In recent years, the world order has been rocked by an explosive, unexpected and extraordinary phenomenon: political Islam. Beginning in the early 1970s, militants revolted against the regimes in power across the Muslim world and exacerbated political conflicts internationally. Their jihad - or 'Holy Struggle' - aimed to establish a global Islamic state based solely on a strict interpretation of the Qur'an. "Jihad" is the first comprehensive attempt to follow the history and spread of this new political-religious phenomenon today, from the rise of Al Qaeda to the explosion of support for Hamas, Hezbollah and Islamic Jihad in the wake of the Second Palestinian Intifada. It is the definitive work on what the West has called 'Islamic Fundamentalism', and offers the boldest assessment of its past, its present, and where it might lead in the future. "Jihad" is vital reading for everyone concerned with the state of the world today.

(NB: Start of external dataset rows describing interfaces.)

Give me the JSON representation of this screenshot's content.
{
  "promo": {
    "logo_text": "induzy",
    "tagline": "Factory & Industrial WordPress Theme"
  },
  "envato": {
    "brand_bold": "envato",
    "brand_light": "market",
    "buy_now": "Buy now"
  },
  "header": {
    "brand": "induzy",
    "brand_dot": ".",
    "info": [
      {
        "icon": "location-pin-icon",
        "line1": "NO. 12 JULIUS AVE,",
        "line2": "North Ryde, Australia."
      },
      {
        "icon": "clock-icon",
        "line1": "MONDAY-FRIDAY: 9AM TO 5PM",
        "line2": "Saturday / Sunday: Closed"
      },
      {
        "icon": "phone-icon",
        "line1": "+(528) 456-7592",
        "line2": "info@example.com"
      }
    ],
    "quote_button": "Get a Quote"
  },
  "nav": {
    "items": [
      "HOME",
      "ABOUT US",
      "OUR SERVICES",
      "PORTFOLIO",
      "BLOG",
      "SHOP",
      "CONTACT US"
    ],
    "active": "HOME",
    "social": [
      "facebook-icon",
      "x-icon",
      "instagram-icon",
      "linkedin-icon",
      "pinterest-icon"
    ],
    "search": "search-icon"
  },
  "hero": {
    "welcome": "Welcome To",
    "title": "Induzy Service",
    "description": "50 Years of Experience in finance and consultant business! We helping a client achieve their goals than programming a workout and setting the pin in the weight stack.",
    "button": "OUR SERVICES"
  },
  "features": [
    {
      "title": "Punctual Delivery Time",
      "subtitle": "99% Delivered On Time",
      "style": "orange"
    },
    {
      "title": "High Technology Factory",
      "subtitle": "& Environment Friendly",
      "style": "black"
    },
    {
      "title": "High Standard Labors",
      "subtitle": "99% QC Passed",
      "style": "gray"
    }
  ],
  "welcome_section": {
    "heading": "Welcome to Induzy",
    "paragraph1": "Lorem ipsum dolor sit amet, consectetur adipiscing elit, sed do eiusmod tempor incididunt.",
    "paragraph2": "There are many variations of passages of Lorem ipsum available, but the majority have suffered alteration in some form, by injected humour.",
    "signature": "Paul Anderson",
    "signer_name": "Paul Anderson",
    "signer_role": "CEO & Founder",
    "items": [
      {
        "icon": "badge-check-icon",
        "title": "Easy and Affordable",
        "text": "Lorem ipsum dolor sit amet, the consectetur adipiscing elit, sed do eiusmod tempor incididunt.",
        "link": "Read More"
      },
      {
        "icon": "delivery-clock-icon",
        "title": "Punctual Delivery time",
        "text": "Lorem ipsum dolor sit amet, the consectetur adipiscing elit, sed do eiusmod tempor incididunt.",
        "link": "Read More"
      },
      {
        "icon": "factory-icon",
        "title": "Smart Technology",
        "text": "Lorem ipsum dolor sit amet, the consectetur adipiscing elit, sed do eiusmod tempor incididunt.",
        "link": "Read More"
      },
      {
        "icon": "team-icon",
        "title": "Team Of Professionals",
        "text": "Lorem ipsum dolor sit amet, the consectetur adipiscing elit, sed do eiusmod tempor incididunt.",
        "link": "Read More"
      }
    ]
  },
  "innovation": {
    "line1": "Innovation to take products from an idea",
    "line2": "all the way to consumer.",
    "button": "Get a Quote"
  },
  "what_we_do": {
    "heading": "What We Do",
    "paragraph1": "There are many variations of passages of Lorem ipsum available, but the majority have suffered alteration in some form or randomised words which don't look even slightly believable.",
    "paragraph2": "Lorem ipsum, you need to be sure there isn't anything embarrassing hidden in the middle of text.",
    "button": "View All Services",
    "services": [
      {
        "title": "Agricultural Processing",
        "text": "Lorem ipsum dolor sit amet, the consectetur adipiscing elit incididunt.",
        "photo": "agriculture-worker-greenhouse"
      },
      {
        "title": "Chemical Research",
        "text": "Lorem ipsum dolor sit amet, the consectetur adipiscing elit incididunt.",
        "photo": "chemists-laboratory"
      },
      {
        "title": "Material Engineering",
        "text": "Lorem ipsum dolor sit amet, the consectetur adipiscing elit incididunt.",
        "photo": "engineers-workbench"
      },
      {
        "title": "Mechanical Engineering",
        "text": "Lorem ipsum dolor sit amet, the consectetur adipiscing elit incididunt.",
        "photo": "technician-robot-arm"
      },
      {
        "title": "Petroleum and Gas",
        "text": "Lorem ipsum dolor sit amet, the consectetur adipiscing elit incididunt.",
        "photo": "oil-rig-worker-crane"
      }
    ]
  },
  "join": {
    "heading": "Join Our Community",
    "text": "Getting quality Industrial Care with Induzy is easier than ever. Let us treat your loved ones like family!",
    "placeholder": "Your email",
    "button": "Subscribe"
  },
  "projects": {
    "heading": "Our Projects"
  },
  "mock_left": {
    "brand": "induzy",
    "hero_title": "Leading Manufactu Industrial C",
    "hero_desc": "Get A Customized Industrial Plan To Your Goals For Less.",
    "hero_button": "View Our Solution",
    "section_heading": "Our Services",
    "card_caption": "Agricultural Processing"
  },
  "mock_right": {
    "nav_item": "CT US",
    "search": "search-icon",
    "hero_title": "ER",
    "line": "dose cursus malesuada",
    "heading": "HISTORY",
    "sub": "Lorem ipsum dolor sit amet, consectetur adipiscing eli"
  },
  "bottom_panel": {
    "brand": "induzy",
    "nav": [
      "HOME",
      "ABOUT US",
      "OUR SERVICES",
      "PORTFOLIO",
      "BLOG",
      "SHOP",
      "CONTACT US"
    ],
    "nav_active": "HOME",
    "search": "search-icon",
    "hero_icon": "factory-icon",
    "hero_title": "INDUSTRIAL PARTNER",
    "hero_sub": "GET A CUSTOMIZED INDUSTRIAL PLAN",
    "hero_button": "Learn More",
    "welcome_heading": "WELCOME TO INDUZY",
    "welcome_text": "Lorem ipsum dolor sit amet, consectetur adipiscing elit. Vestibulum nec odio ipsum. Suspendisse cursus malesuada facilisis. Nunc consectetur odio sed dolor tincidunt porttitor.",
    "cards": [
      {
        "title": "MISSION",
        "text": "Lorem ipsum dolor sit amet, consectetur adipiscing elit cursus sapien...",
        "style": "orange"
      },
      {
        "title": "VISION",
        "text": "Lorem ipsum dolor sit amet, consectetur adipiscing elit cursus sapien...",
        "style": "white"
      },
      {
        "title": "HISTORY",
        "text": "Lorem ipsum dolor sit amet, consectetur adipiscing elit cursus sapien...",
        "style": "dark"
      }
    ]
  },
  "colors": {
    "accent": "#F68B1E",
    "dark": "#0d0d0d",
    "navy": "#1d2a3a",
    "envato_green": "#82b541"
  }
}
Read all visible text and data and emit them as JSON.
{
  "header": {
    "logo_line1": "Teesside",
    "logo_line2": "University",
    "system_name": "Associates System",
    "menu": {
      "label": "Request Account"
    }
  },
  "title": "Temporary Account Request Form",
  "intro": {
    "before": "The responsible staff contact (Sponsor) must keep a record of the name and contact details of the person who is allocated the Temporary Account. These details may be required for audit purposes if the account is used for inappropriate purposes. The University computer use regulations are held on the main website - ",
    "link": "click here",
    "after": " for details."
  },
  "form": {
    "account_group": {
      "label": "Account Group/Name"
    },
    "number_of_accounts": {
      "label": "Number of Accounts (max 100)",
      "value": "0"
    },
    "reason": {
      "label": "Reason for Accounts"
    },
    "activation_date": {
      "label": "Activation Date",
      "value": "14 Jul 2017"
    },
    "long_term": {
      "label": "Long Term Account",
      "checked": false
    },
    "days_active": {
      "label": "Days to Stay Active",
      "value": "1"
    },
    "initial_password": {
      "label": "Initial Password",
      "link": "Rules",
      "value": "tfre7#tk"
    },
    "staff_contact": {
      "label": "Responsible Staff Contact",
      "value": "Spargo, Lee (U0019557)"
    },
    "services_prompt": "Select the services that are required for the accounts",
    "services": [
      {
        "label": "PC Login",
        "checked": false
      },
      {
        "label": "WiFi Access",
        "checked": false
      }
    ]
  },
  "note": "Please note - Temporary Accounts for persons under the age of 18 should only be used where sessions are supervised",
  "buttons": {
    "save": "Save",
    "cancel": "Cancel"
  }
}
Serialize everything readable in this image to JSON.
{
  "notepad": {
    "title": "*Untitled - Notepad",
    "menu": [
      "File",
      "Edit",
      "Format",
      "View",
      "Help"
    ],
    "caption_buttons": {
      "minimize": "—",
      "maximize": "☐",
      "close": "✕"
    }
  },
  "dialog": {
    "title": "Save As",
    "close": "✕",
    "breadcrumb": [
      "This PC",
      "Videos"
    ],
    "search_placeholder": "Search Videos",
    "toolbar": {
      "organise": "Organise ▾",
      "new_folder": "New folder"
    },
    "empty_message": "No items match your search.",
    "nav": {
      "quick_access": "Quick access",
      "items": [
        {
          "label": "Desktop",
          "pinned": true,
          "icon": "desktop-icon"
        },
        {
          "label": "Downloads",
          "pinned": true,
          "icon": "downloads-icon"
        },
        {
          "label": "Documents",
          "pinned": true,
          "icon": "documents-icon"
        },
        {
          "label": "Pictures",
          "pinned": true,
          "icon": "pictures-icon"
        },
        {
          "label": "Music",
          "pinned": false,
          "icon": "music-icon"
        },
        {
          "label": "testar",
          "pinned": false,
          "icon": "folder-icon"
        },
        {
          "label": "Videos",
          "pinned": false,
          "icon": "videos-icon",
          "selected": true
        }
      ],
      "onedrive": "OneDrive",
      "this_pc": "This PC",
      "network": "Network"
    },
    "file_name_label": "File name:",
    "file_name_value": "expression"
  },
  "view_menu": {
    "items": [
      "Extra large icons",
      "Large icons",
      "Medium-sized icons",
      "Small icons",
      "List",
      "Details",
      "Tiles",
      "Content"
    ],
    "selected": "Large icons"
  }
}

Publisher: Bloomsbury Publishing PLC
Number of pages: 472
Edition: Revised edition
'This is a landmark book, a work of breadth and scope and scholarship, and genuine imaginative powers. It should be the standard work on political Islam.' - Fouad Ajami, author of Dream Palace of the Arabs: A Generation's Odyssey; 'simply excellent' - Malise Ruthven, Prospect; 'Kepel's work... spans the world of political Islam, from the assassination of Egypt's President Anwar Sadat, to the establishment of Osama bin Laden's terrorist network in Afghanistan. He has the knack of explaining how events in one part of the Islamic world have affected developments elsewhere.' -Anton La Guardia, Telegraph; 'a concentrated multidimensional study... indispensable to anyone serious about understanding a troubled political-religious movement' - Frank Shouldice, Irish Independent; 'No-one else has attempted so bold an overview of the Islamist phenomenon. Of all the books on this subject, this is the most challenging and the most illuminating.' - The Economist; 'deeply researched, deeply measured and deeply instructive - the best survey available and likely to remain so' - Justin Wintle, Sunday Times